A Filipina caregiver and her 11-month-old baby were deported from Israel early Monday morning, becoming the first ones to be flown back as part of the country’s Population and Immigration Authority (PIA) crackdown on illegal foreign workers.
Jocelyn de Vera came to Israel over 13 years ago and has been staying on a recently-expired work permit. After she and her daughter were arrested last week, she expressed her desire to just return to the Philippines.
A representative from the Philippine Consulate in Israel visited the pair and helped issue a passport for the toddler.
“While the Philippines respects Israeli laws, it reiterates its request for the Israeli government to treat overstaying Filipinos in a humane and decent manner, most especially when children are involved,” a Foreign Affairs statement read.

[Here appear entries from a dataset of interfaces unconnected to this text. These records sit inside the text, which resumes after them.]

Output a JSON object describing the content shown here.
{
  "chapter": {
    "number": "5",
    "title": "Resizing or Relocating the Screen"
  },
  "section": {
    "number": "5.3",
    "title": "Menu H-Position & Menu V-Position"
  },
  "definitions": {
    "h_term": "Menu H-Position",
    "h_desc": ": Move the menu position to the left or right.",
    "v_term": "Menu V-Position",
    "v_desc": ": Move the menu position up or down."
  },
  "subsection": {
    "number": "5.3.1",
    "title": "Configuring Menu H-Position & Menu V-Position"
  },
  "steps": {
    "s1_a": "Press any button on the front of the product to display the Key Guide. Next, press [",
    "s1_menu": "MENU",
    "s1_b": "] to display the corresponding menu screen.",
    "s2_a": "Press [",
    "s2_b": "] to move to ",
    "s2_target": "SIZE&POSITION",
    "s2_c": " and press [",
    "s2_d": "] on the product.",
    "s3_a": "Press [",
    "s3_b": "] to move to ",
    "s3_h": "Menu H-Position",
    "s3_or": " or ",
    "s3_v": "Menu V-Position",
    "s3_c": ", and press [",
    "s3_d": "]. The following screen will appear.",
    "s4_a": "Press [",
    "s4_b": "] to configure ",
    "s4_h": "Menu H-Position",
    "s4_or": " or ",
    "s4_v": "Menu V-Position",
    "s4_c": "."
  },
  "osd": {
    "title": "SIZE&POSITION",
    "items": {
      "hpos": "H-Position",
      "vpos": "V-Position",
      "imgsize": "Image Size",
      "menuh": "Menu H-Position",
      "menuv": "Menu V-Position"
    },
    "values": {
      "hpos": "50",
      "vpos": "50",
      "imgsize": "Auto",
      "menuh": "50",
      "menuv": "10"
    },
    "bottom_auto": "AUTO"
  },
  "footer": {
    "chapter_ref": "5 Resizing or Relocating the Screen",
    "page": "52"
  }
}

Also on Monday morning, PIA inspectors arrested another Filipina and a foreign worker from Turkey as well as their children in southern Tel Aviv.
The Israel PIA intends to deport at least 100 illegal foreign workers with expired visas, mostly from the Philippines, and their Israeli-born children within the next two months.
On Sunday, Filipina Ofrecina Cuenca and her 12-year-old son Michael James were released from detention pending the result of their appeal to stay in Israel as her son has special education needs and knows only the Hebrew language.
Another Filipino family, Geraldine Esta and her children, Kathryn, 5, and Khean, 10, are locked up in a pre-deportation jail while their lawyer haggles for an extension of their stay.
Beth Franco, an activist in the United Children of Israel organization and herself a foreign worker with a child facing deportation, said their children know nothing apart from living in Israel, speak Hebrew as their first and sometimes only language and feel fully Israeli.
“I say to the Israeli government, you have children,” Franco told The Jerusalem Post. “You want the best for your children and have dreams for them. Please let these children to fulfil their dreams here in Israel. Open your hearts. They are ready to serve [in the Israel Defense Forces] and to be good citizens. They love being part of Israeli society. They are Israeli in every respect. Please try and accept them.”
According to the Interior Ministry, there are more than 100,000 legal foreign workers and close to 17,000 illegal foreign workers in Israel. There are also more than 66,000 foreign citizens in the country whose tourist visas have expired, the overwhelming majority of whom, or nearly 70%, are from the former Soviet Union. (Ynet News, Jerusalem Post)